Ideomotor apraxia affects simple movements, although through automatic movements it is observed that preserved motor sequences are possessed. The movements are usually improved when done with objects. A task may be favored if the experimenter orders the subject to take a brush and comb, than if he only orders him to make the gesture of combing without a brush.

It is important to rule out another type of problem before the diagnosis of ideomotor apraxia. It is therefore important to rule out other causes such as attention deficits, inability to initiate an action or frontal perseverations. Patients with this type of apraxia also usually show alterations when they place their hands spatially when making a movement or they also tend to show little coordination movements with their fingers and hands.

Anatomy of the ideomotor apraxia

Ideomotor apraxia can be caused by alteration of different pathways involved. On the one hand, when an examiner gives an order to the patient and he is unable to carry it out, the altered route is the one that comes from the Wernicke area and goes to the left parietal cortex. On the other hand, in movements altered by imitation, it is an alteration of the visual areas with the left parietal cortex. In this way, it is ensured that the failure is not due to an alteration in visual perception or understanding. The main alteration is found in the connection of the left parietal cortex and the premotor area - in the frontal cortex - of both hemispheres.

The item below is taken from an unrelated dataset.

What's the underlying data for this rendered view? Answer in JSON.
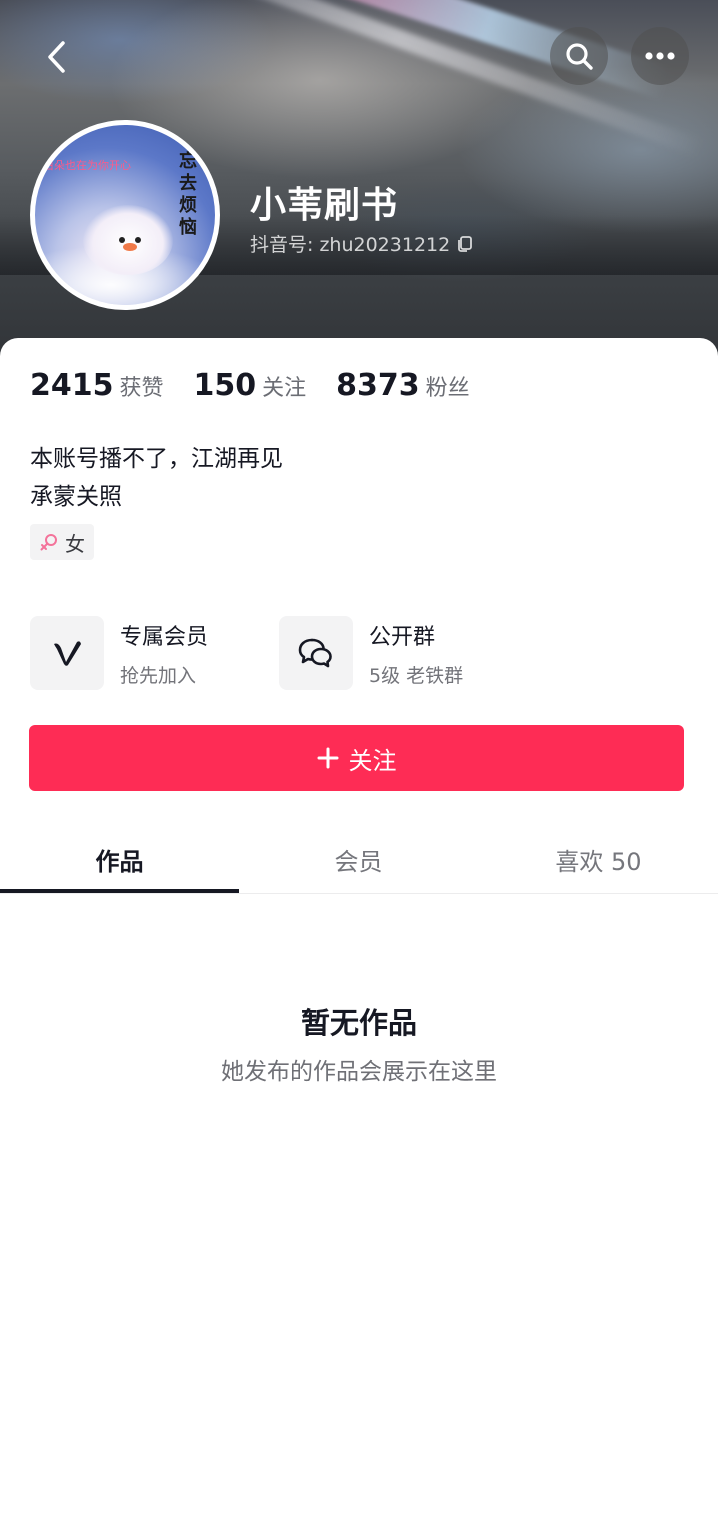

The linguistic functions of the dominant hemisphere are fundamental to make movements at will. Before evaluating the patient, check that your verbal comprehension is intact.. When the information leaves Wernicke's area towards the supramarginal gyrus, verbal instruction is associated in the parietal cortex with previously learned movement patterns. Finally, this information is transferred to the motor planning areas in the frontal cortex and to the primary motor area. An injury to the parietal cortex or any part of this pathway can produce ideomotor apraxia.

Importance of the parietal cortex

Dynamic body representation is possible thanks to the superior parietal cortex. Various studies indicate that some lower areas of the parietal cortex are responsible for storing the characteristics of the movements that define the most common motor patterns. On the other hand, it has also been observed that this area is activated by performing movements in which the use of objects is present.

The role of the parietal cortex in the storage and generation of motor patterns related to actions is fundamental. This importance lies in the differences between the type of apraxia of patients with parietal cortex injury and that of patients in whom the lesion affects the connection between the parietal and frontal cortex. When we do motor learning, they determine the creation of space-time motor representations associated with them.. In this way, when we want to make a movement, stored representations are recovered and transformed into the movement we want to carry out.

Patients with parietal lesions are unable to differentiate whether the movements they perform are correct or incorrect. due to its involvement in movement patterns. However, when the parietal cortex is preserved and the lesion is located in more anterior areas, they are unable to perform the movement, but they try several times because they realize they are not able to perform it. So that, the dominant hemisphere in language is also the dominant one to perform this type of movement.

The corpus callosum

The anterior corpus callosum also takes center stage in a special form of apraxia. The injury in this area disconnects the motor information of a particular movement contained in the left hemisphere of the motor areas of the right frontal cortex. Thus, the information of the movement pattern to be performed does not reach these areas. In this case, a unilateral apraxia or callous apraxia. In this type of apraxia, the patient can only successfully imitate the movements with his right hand, but is not able to do them with the left hand.


Ardila, A. (2016). Kinetic, ideomotor, ideational and conceptual apraxia. Journal of Neuropsychology, Neuropsychiatry and Neurosciences, 15, (1), 119-139.